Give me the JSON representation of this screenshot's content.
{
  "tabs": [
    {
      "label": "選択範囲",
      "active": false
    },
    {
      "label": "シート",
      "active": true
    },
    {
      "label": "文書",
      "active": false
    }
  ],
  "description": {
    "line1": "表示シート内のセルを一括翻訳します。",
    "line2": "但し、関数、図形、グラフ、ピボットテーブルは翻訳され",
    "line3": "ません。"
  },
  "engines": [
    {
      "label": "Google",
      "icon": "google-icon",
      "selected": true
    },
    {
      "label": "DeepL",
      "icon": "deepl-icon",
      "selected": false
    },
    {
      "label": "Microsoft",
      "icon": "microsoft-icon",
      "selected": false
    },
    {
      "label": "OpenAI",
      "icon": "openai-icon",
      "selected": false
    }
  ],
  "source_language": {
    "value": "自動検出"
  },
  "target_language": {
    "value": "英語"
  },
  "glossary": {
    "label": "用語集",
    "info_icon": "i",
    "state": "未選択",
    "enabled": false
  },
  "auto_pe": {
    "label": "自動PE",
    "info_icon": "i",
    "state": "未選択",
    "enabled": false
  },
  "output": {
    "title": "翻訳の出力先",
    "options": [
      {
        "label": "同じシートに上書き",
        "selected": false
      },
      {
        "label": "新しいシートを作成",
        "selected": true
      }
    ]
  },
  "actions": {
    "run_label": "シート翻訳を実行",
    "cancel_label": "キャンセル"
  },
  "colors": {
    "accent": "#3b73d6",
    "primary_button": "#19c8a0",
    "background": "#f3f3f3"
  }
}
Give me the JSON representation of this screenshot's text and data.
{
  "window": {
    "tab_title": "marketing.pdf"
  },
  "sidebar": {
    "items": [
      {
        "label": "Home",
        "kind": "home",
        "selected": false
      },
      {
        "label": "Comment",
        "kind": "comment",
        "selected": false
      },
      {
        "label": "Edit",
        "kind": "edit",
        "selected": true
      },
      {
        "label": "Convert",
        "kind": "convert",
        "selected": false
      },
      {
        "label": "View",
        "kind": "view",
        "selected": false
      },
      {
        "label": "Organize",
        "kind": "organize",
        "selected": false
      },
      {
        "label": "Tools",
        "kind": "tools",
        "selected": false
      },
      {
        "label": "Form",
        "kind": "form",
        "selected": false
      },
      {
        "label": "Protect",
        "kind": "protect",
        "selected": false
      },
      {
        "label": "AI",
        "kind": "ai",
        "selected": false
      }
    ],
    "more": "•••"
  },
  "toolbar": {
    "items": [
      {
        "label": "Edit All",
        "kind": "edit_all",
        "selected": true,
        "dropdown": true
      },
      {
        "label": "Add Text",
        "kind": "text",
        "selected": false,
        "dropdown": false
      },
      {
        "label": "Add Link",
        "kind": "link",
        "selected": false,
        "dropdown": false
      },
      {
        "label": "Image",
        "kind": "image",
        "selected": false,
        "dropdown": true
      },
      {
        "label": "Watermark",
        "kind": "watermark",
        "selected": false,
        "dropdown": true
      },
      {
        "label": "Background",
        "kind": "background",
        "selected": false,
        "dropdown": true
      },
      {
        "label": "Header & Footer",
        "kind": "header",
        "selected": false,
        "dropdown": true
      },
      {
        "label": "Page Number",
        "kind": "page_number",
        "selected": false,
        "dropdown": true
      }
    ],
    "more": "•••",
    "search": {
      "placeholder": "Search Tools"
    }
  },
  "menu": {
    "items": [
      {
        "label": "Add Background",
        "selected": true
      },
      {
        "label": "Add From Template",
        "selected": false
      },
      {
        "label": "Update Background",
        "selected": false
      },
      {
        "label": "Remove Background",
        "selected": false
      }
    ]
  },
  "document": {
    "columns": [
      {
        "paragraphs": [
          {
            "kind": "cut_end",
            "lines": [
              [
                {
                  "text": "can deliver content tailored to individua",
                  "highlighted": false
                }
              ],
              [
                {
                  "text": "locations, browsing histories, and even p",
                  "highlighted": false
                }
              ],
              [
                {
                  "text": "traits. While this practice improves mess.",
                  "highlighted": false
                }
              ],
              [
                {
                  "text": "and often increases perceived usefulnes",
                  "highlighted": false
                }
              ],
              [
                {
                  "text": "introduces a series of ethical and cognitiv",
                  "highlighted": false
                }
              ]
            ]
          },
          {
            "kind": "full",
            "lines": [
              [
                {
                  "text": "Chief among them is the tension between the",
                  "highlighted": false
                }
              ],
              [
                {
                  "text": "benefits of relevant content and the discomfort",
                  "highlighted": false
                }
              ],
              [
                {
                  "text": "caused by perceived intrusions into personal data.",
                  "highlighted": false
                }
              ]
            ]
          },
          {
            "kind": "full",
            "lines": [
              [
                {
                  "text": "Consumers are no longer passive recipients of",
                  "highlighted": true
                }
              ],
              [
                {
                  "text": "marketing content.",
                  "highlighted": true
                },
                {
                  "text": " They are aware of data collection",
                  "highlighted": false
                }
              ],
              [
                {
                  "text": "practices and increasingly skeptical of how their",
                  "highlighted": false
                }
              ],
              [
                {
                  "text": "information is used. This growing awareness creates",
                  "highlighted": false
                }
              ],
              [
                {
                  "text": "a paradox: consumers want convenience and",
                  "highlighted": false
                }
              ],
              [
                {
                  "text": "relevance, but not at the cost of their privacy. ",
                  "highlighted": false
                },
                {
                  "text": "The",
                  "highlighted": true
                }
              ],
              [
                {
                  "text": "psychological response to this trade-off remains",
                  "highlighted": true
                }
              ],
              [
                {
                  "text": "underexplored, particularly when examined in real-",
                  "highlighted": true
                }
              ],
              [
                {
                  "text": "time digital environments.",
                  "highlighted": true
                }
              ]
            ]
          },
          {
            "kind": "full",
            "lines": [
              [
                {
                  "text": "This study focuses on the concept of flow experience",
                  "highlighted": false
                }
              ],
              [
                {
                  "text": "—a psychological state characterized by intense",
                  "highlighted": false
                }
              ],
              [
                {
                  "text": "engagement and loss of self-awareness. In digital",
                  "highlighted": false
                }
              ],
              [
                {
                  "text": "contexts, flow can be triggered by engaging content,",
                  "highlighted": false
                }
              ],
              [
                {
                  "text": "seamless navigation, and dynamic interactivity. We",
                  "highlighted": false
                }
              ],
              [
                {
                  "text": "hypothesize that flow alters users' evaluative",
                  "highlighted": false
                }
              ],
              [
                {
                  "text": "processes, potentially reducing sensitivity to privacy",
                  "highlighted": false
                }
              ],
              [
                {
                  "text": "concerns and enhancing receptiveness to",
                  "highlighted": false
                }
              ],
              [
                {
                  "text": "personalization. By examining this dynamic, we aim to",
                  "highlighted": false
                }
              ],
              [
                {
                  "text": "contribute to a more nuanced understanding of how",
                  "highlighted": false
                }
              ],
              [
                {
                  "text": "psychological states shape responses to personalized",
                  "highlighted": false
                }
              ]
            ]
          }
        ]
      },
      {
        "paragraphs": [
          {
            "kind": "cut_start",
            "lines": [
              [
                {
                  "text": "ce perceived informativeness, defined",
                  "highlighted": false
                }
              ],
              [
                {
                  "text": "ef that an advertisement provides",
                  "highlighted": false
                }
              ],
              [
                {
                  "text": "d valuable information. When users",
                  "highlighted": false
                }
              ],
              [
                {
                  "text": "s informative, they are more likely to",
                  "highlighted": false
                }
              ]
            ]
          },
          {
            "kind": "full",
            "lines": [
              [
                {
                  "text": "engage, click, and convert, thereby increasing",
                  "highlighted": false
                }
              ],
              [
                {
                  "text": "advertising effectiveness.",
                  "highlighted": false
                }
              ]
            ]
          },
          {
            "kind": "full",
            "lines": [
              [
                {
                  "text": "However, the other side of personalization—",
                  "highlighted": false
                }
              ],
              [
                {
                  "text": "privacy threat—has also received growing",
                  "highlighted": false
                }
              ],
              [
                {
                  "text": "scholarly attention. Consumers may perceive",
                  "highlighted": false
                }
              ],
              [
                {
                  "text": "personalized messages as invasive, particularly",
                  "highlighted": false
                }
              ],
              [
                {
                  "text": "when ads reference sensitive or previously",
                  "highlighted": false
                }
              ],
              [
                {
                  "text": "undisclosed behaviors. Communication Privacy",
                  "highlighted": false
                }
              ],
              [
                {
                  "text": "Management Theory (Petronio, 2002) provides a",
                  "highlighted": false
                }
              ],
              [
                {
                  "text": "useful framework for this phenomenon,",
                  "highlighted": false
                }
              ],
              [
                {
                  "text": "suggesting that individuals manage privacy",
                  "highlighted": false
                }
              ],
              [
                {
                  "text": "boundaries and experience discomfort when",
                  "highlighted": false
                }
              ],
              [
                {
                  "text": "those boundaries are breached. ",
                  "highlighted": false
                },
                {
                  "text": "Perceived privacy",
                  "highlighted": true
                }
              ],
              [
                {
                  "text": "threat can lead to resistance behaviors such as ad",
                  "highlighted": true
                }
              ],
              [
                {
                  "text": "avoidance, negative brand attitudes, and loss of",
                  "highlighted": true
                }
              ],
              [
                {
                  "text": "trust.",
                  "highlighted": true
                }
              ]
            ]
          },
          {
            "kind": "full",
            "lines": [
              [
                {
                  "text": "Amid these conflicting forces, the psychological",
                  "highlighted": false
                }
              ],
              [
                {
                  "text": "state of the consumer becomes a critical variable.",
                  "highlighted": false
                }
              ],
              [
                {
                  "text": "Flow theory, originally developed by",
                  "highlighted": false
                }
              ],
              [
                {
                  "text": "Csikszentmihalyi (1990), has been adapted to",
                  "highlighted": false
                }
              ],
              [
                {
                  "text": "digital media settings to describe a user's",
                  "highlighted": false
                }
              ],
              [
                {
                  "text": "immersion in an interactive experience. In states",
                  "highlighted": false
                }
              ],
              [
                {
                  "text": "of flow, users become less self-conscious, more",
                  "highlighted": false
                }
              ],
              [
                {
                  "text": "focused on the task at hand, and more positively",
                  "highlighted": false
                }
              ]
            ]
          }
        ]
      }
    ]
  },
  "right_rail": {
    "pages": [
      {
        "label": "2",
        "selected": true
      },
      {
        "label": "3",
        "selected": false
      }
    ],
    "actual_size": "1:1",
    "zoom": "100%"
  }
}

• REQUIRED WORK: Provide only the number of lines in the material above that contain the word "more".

• WRITTEN REPLY: 6